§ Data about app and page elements

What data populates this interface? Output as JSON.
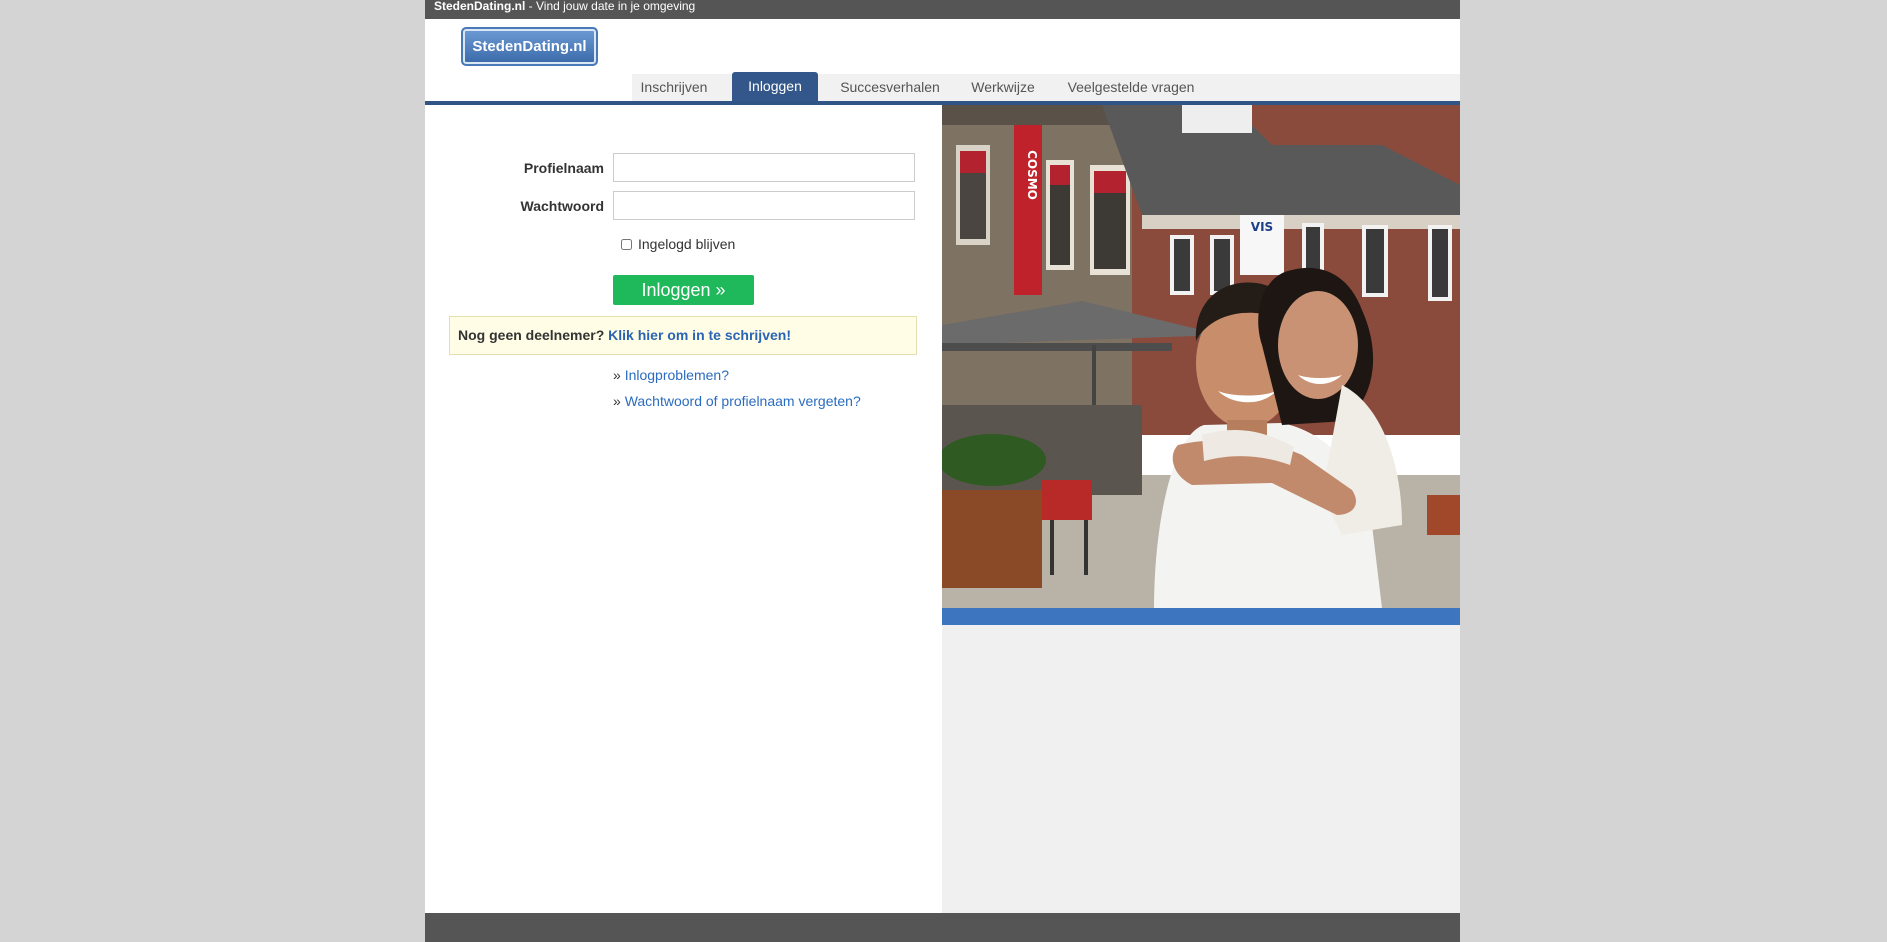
{
  "topbar": {
    "site_name": "StedenDating.nl",
    "tagline": " - Vind jouw date in je omgeving"
  },
  "header": {
    "logo_text": "StedenDating.nl"
  },
  "nav": {
    "tabs": [
      {
        "label": "Inschrijven",
        "active": false
      },
      {
        "label": "Inloggen",
        "active": true
      },
      {
        "label": "Succesverhalen",
        "active": false
      },
      {
        "label": "Werkwijze",
        "active": false
      },
      {
        "label": "Veelgestelde vragen",
        "active": false
      }
    ]
  },
  "login": {
    "profile_label": "Profielnaam",
    "profile_value": "",
    "password_label": "Wachtwoord",
    "password_value": "",
    "remember_label": "Ingelogd blijven",
    "remember_checked": false,
    "submit_label": "Inloggen »"
  },
  "notice": {
    "question": "Nog geen deelnemer?",
    "link_text": "Klik hier om in te schrijven!"
  },
  "help_links": [
    {
      "prefix": "» ",
      "text": "Inlogproblemen?"
    },
    {
      "prefix": "» ",
      "text": "Wachtwoord of profielnaam vergeten?"
    }
  ],
  "photo": {
    "storefront_sign": "COSMO",
    "shop_sign": "VIS"
  },
  "colors": {
    "nav_active": "#33578a",
    "button_green": "#1fb85a",
    "link_blue": "#2a6cbf",
    "photo_bar": "#3d76be",
    "frame_gray": "#555555"
  }
}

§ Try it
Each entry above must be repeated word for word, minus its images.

§ Solution for this task
What data populates this interface? Output as JSON.
{
  "topbar": {
    "site_name": "StedenDating.nl",
    "tagline": " - Vind jouw date in je omgeving"
  },
  "header": {
    "logo_text": "StedenDating.nl"
  },
  "nav": {
    "tabs": [
      {
        "label": "Inschrijven",
        "active": false
      },
      {
        "label": "Inloggen",
        "active": true
      },
      {
        "label": "Succesverhalen",
        "active": false
      },
      {
        "label": "Werkwijze",
        "active": false
      },
      {
        "label": "Veelgestelde vragen",
        "active": false
      }
    ]
  },
  "login": {
    "profile_label": "Profielnaam",
    "profile_value": "",
    "password_label": "Wachtwoord",
    "password_value": "",
    "remember_label": "Ingelogd blijven",
    "remember_checked": false,
    "submit_label": "Inloggen »"
  },
  "notice": {
    "question": "Nog geen deelnemer?",
    "link_text": "Klik hier om in te schrijven!"
  },
  "help_links": [
    {
      "prefix": "» ",
      "text": "Inlogproblemen?"
    },
    {
      "prefix": "» ",
      "text": "Wachtwoord of profielnaam vergeten?"
    }
  ],
  "photo": {
    "storefront_sign": "COSMO",
    "shop_sign": "VIS"
  },
  "colors": {
    "nav_active": "#33578a",
    "button_green": "#1fb85a",
    "link_blue": "#2a6cbf",
    "photo_bar": "#3d76be",
    "frame_gray": "#555555"
  }
}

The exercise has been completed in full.